Bud still has to see a neurologist and have his blood drawn for genetic and metabolic testing. I have been dreading both, but the blood draw especially. Bud does not like to be touched, or sometimes even looked at, and just a trip for a well visit send him into hysterics. Plus, he is strong! I worried how they would get the sample without hurting him. I hurt when my baby is in pain like that, be it physical or emotional. I had put it off long enough, so this week we finally went to the lab. I called ahead of time to ask what to expect with a child such as mine, and that helped me prepare.
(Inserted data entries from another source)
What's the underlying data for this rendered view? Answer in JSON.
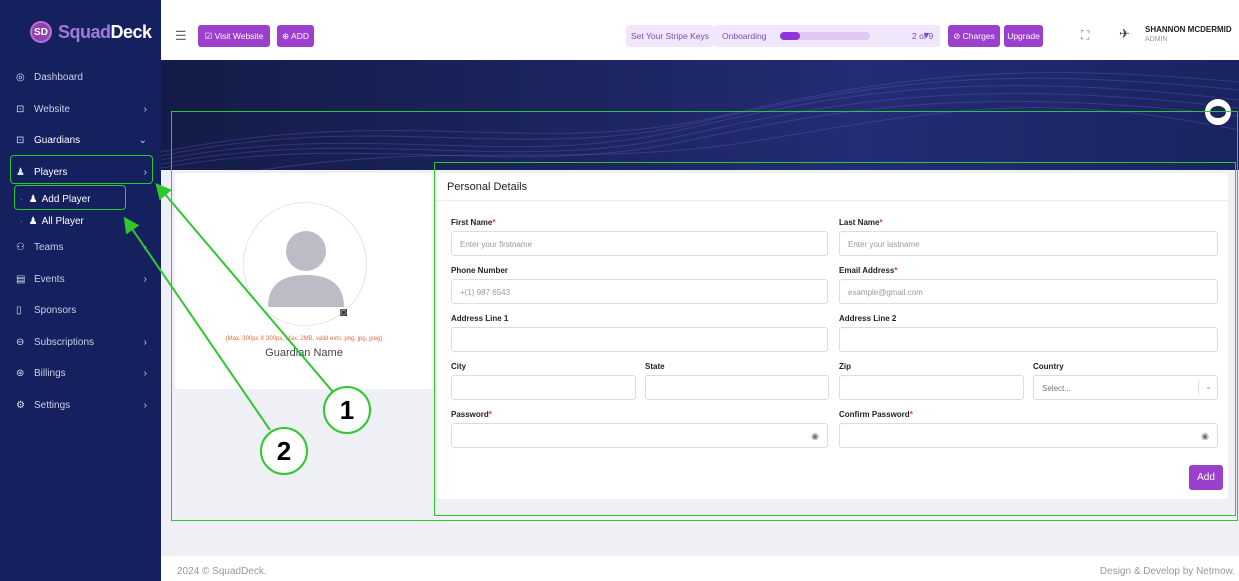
{
  "brand": {
    "logo_text_a": "Squad",
    "logo_text_b": "Deck",
    "logo_mark": "SD"
  },
  "sidebar": {
    "items": [
      {
        "label": "Dashboard",
        "icon": "dashboard-icon",
        "glyph": "◎"
      },
      {
        "label": "Website",
        "icon": "website-icon",
        "glyph": "⊡",
        "chev": "›"
      },
      {
        "label": "Guardians",
        "icon": "guardians-icon",
        "glyph": "⊡",
        "chev": "⌄"
      },
      {
        "label": "Players",
        "icon": "player-icon",
        "glyph": "♟",
        "chev": "›"
      },
      {
        "label": "Teams",
        "icon": "teams-icon",
        "glyph": "⚇",
        "chev": "›"
      },
      {
        "label": "Events",
        "icon": "calendar-icon",
        "glyph": "▤",
        "chev": "›"
      },
      {
        "label": "Sponsors",
        "icon": "sponsor-icon",
        "glyph": "▯"
      },
      {
        "label": "Subscriptions",
        "icon": "subscriptions-icon",
        "glyph": "⊖",
        "chev": "›"
      },
      {
        "label": "Billings",
        "icon": "billing-icon",
        "glyph": "⊛",
        "chev": "›"
      },
      {
        "label": "Settings",
        "icon": "gear-icon",
        "glyph": "⚙",
        "chev": "›"
      }
    ],
    "sub_items": [
      {
        "label": "Add Player"
      },
      {
        "label": "All Player"
      }
    ]
  },
  "topbar": {
    "visit_website": "☑ Visit Website",
    "add": "⊕ ADD",
    "stripe": "Set Your Stripe Keys",
    "onboarding": "Onboarding",
    "onboarding_step": "2 of 9",
    "onboarding_progress": 0.22,
    "charges": "⊘ Charges",
    "upgrade": "Upgrade",
    "user_name": "SHANNON MCDERMID",
    "user_role": "ADMIN"
  },
  "profile": {
    "hint": "(Max. 300px X 300px, Max. 2MB, valid exts: png, jpg, jpeg)",
    "guardian_name": "Guardian Name"
  },
  "form": {
    "title": "Personal Details",
    "first_name_label": "First Name",
    "first_name_placeholder": "Enter your firstname",
    "last_name_label": "Last Name",
    "last_name_placeholder": "Enter your lastname",
    "phone_label": "Phone Number",
    "phone_placeholder": "+(1) 987 6543",
    "email_label": "Email Address",
    "email_placeholder": "example@gmail.com",
    "address1_label": "Address Line 1",
    "address2_label": "Address Line 2",
    "city_label": "City",
    "state_label": "State",
    "zip_label": "Zip",
    "country_label": "Country",
    "country_value": "Select...",
    "password_label": "Password",
    "confirm_password_label": "Confirm Password",
    "required_mark": "*",
    "add_label": "Add"
  },
  "footer": {
    "left": "2024 © SquadDeck.",
    "right": "Design & Develop by Netmow."
  },
  "annotations": {
    "one": "1",
    "two": "2"
  },
  "colors": {
    "sidebar": "#15205e",
    "accent": "#9b3fcd",
    "highlight": "#2ec82e"
  }
}
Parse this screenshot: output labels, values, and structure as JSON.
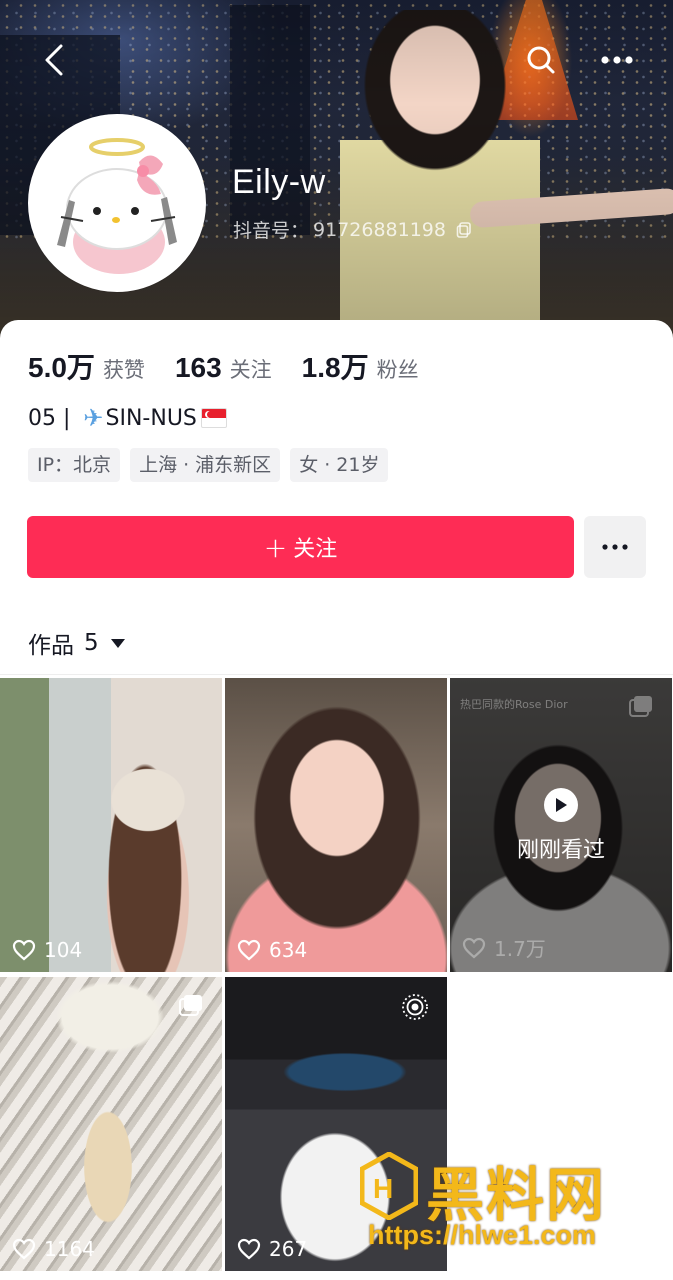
{
  "header": {
    "username": "Eily-w",
    "douyin_id_label": "抖音号：",
    "douyin_id": "91726881198",
    "icons": [
      "back-arrow-icon",
      "search-icon",
      "more-dots-icon",
      "copy-icon"
    ]
  },
  "stats": [
    {
      "value": "5.0万",
      "label": "获赞"
    },
    {
      "value": "163",
      "label": "关注"
    },
    {
      "value": "1.8万",
      "label": "粉丝"
    }
  ],
  "bio": {
    "text": "05 | ",
    "route": "SIN-NUS"
  },
  "tags": [
    "IP：北京",
    "上海 · 浦东新区",
    "女 · 21岁"
  ],
  "actions": {
    "follow_plus": "+",
    "follow_label": "关注"
  },
  "works_tab": {
    "label": "作品",
    "count": "5"
  },
  "videos": [
    {
      "likes": "104"
    },
    {
      "likes": "634"
    },
    {
      "likes": "1.7万",
      "caption": "热巴同款的Rose Dior",
      "overlay": "刚刚看过"
    },
    {
      "likes": "1164"
    },
    {
      "likes": "267"
    }
  ],
  "watermark": {
    "title": "黑料网",
    "url": "https://hlwe1.com"
  },
  "colors": {
    "accent": "#fe2c55",
    "watermark": "#f3b81a"
  }
}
It went better and worse than I imagined. He was so happy in the waiting room, pacing between the door and chair, playing with the water fountain. As soon as we went into the back room and he saw the 3 people looking at us, he freaked. He started shaking his head no over and over and crying and yelling. I explained what was happening and that it would be ok. I had him in a bear hug on my lap and one tech held his arm while the other tried to find a good vein. They could not find a good vein, so they checked the other arm, much to his horror. They decided that arm was worse and went back to the first arm, much to my horror. Bud is fighting and hysterical this entire time. Mom is holding it together for him, but so very sad.
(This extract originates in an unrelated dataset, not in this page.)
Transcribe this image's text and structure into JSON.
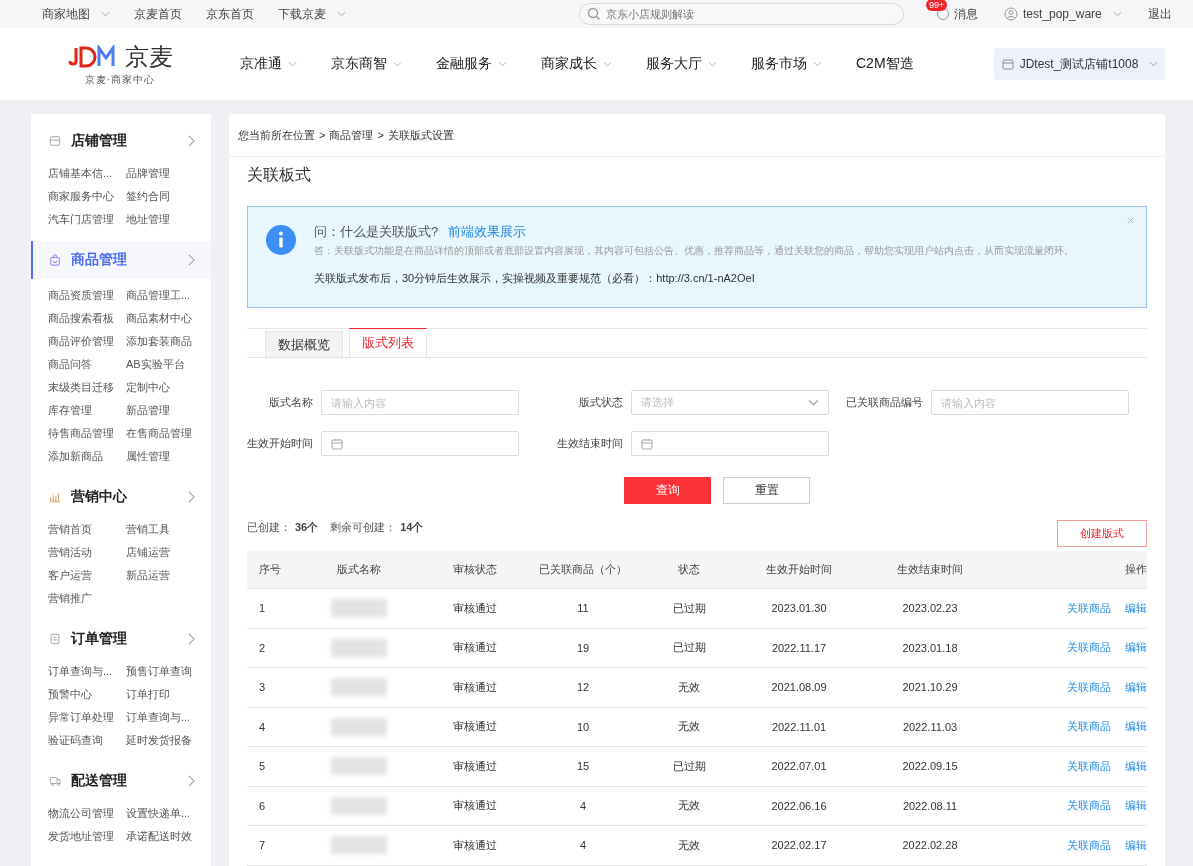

They got the needle and put it in, and he did not seem to flinch or cry any harder. In fact, I do not think he even realized the needle. They could not find a vein, my worst nightmare. The techs, who looked about 12, called in the experienced person on shift, an older woman who reminded me of my Mom. She found the vein first try and was so soothing. The blood came ridiculously slow and they could not fill up the vials. On tech said she thought the vein collapsed. They removed the needle and decided they had to try the other arm. Mom had a little trouble remaining tear-free at this point. The experienced woman stayed and did it this time, thank goodness, and the blood mercifully flowed out at a fast rate. Then it was over. I held him tight and praised him and reassured him. Later at home, I broke down in tears.
I noticed that during this whole ordeal, Bud somewhat stopped struggling. He even got quiet for a few seconds here and there. I know in part he was just tired from all the exertion of fighting and crying, but I think it was also because he adjusted to what was happening, and mostly because they stopped touching him. Once the needle was in his arm, the tech let go of his arm. It was just me having him in a bear hug, whispering into his ear, caressing his head (the one form of touching he enjoys). He settled down. When they would touch him again, even just to quickly loosen that elastic thing they tie off at the top of your arm, he would go ballistic. It was the touching, not the needles.
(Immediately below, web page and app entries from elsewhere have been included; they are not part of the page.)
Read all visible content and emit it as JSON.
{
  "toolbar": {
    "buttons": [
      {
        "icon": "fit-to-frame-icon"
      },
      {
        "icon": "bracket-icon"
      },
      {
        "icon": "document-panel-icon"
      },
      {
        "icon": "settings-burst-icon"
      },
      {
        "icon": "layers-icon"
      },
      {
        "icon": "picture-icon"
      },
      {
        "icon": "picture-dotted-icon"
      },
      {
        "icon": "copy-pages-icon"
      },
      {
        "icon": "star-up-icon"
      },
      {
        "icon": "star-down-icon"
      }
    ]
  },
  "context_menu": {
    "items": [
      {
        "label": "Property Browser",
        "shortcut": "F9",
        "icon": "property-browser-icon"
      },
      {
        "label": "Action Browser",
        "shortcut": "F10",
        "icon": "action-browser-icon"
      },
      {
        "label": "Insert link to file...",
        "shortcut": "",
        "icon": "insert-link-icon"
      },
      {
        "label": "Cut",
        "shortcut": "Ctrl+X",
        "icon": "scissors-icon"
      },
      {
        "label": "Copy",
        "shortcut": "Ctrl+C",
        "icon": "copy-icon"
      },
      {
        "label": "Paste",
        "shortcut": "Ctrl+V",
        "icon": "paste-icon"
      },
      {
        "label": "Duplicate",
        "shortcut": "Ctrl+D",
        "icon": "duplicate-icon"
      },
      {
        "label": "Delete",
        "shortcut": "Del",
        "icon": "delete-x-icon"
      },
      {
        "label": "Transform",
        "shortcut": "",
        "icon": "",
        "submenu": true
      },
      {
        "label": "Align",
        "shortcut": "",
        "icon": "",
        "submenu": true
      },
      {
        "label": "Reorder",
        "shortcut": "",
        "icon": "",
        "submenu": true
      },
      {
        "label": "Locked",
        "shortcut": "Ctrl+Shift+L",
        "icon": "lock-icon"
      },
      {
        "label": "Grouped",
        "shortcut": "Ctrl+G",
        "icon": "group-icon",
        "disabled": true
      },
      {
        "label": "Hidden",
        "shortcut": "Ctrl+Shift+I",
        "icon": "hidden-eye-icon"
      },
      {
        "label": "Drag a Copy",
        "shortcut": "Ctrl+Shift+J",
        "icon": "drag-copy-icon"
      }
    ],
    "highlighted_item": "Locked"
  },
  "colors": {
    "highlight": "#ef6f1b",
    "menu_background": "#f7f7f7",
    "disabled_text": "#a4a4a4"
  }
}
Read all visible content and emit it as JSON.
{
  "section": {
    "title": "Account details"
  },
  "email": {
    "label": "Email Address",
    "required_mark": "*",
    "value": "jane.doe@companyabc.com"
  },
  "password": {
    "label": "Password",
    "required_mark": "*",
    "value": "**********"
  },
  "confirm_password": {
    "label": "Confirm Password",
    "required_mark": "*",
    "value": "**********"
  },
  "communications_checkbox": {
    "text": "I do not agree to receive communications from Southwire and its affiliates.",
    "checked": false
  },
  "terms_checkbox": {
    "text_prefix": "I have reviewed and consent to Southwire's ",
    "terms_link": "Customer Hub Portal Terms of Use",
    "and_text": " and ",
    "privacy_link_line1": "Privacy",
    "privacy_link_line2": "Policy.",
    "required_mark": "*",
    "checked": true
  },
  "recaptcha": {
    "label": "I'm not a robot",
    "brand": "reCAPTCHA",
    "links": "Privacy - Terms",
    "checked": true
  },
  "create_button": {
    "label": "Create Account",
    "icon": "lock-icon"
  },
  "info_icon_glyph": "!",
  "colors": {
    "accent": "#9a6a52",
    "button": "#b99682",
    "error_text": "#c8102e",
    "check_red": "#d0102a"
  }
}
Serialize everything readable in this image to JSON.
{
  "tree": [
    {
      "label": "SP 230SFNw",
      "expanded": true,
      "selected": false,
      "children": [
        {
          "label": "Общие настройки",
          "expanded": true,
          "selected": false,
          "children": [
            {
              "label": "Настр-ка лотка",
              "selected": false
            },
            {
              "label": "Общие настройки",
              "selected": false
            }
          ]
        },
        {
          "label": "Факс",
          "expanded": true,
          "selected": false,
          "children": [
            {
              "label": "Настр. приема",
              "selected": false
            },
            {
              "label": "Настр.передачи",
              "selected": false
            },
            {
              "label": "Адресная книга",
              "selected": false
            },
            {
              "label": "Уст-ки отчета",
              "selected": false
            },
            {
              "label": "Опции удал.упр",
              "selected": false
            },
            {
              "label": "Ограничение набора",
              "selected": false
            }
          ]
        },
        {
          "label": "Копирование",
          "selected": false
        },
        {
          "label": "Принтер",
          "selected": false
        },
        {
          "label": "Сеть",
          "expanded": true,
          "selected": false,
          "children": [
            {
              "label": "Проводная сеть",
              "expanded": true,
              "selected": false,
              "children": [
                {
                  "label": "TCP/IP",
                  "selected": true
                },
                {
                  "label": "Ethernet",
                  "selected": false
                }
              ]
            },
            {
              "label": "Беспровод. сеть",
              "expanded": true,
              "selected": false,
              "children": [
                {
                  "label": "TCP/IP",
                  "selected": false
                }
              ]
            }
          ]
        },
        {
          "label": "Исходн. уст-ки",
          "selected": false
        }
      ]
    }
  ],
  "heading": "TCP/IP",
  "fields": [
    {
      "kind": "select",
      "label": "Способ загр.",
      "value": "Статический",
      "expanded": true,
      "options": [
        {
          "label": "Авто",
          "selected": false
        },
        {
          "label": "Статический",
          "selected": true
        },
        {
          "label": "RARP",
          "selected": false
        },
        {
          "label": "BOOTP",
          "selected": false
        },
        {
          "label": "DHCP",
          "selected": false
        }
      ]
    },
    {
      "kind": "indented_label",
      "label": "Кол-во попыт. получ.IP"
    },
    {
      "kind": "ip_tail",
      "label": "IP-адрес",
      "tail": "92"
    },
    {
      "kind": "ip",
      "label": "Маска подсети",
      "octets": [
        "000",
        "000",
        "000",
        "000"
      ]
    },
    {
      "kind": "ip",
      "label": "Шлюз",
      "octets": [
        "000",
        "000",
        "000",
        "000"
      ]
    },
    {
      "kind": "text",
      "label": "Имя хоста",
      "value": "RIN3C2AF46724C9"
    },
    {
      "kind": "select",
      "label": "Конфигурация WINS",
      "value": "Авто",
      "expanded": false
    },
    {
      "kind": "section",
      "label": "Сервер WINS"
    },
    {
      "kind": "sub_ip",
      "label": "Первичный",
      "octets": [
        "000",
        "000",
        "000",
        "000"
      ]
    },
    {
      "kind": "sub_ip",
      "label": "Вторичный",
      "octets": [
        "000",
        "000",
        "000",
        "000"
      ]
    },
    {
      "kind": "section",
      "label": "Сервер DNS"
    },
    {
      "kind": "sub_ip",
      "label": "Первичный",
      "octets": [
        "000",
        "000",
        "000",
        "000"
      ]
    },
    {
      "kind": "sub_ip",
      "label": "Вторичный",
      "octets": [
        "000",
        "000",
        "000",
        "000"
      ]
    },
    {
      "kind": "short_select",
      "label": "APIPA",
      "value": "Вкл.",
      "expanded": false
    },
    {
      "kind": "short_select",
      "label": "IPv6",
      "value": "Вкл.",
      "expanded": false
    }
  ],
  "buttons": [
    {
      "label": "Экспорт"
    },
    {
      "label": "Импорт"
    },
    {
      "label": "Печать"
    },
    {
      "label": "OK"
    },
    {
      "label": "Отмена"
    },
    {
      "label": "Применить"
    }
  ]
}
I was relieved to see that when all was said and done, he was ok. I feared he would be traumatized, be mad at me, something horrible. He was certainly not himself, but he was ok. Once we were in the car and I said we were going home, he visibly relaxed. Back to the familiar. At home, we stayed outside to play with the dog, and he smiled and laughed. Whew. It was certainly not a fun experience, but I know now we can get through things like this and it will be ok. Now, unfortunately, we can to wait weeks for the results. Back to slow torture again, but this type I can handle since it will not hurt Bud. They say what doesn’t kill you makes you stronger. To all the parents on here; we must be freaking Hercules at this point!